There is a searchable database of science award information from 17 federal funding agencies, including NIH, FDA, CDC, and NSF. The database (Federal RePORTER) is updated annually and includes information for ~900,000 projects. NIH has also developed the NIH RePORTER database which includes a “Matchmaker” tab. If you enter your specific aims or project summary you will find similar projects that have been funded by the NIH, which institutes funded those projects, which study sections reviewed them, and potential collaborators or SBIR/STTR-funded companies in your subject or geographic area to ask for advice.
NIH has posted their Review Criteria at a Glance that can provide helpful insight into preparing a competitive proposal.
NIAID at NIH offers a number of helpful resources for scientists seeking funding. Look here to learn more about the types of research funding available, with links to each type of grant for deeper dives. They offer a guide to help compare grants and determine which is best for your project. Another useful guide describes how NIAID sets their Research Priorities. You can keep up-to-date on NIAID's research priorities, and the funding opportunities that develop from them, by reviewing the Concepts posted after each quarterly Advisory Council meeting. And you can get advice on how to prepare a competitive unsolicited proposal for investigator-initiated research, like those for an R01 submitted to the parent program announcement. Finally, as you explore the guides and resources, you'll find several sample proposals for the most popular grant types.
A resource publication prepared by the Rosen Center is available to assist Caltech faculty and grants managers preparing DARPA proposals - "Helpful Guide for DARPA Proposals." Also available are templates offered by DARPA's Biological Technologies Office for the Technical Volume I Proposal and Cost Volume II Proposal. We hope you find these resources useful.
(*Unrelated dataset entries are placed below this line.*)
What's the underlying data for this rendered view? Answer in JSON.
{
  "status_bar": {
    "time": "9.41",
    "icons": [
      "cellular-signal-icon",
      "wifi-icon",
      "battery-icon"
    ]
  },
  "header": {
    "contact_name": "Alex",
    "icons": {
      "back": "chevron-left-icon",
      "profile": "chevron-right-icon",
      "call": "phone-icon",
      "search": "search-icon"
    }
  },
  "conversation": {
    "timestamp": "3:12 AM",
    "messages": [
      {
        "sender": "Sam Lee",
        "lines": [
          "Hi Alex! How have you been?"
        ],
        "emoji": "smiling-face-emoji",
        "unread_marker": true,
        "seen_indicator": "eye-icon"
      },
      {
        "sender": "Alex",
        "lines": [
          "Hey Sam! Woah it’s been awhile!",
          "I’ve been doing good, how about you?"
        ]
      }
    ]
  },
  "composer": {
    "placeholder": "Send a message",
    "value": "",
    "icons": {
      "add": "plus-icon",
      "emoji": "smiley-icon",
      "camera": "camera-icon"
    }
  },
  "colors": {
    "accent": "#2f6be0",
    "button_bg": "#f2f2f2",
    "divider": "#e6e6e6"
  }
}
DARPA's Defense Sciences Office posted a number of helpful materials following their 2017 Discover DSO Day. DARPA staff have made several briefs from the day's presentations available for download at this link.
In April 2017, the Rosen Center completed a survey of 27 current Caltech students who have received awards and/or honorable mentions in the prestigious NSF Graduate Research Fellowship Program. We have summarized their advice to colleagues who are preparing an application, and a list of resources they found particularly valuable. - "NSF GRFP Best Practices & Resource Guide."
American Journal Experts offers a free guide to Creating Effective Scientific Figures for Publication to "learn how to create visually appealing and informative figures that will help tell the story of your research." It is available for free download here.
Gordon Research Conferences believes that diversity and inclusion help to create thriving, scientific communities that drive innovation. They have established a number of programs and initiatives to help further diversity within conference communities. These include fellowships for URM graduate students, postdocs, faculty and scientists to receive funding assistance to attend their first GRC. You can get more information on these GRC programs here.
Two resource publications are available for Caltech postdocs applying to the NIH K99/R00 program - "A Guide to the NIH K99/R00 Program" and the complementary "Walk-through Demonstrating How To Use NIH REPORTER To Search for K99 Awards."
NIAID's "Postdocs' Guide to Gaining Independence" is a valuable resource with advice on how to begin to prepare for your independent research career from the moment you join your mentor's group.
DARPA's Defense Sciences Office recently hosted a Proposer's Day to provide information on the Young Faculty Award (DARPA-RA-17-01) program. The Defense Advanced Research Projects Agency (DARPA) Young Faculty Award (YFA) program aims to identify and engage rising stars in junior faculty positions in academia and equivalent positions at non-profit research institutions and expose them to Department of Defense (DoD) and National Security challenges and needs. You can review the slides from the day-long event at this link. DSO also posted an FAQ to address questions posed by event attendees. Response date for the program is December 4, 2017.
Since 2005, the Nature team has highlighted the importance of good mentorship for the development of the next generation of scientists and engineers through the Nature Awards for Mentoring in Science. Nature also curates a number of articles, blog posts, and editorials on mentorship from their portfolio of journals. As an example, this editorial from December 2017 explains why "Great mentoring is key for the next generation of scientists." We encourage you to visit for inspiration and to share your own insights.
Check out the Business Concepts for Biomedical Scientists training program videos developed by iBiology and UCSF's Office of Career and Professional Development. The purpose of the Business Concepts for Biomedical Scientists training program is to enhance PhD scientists’ understanding of foundational business concepts. The course comprises a series of three modules - Business Strategy, Finance and Business Development.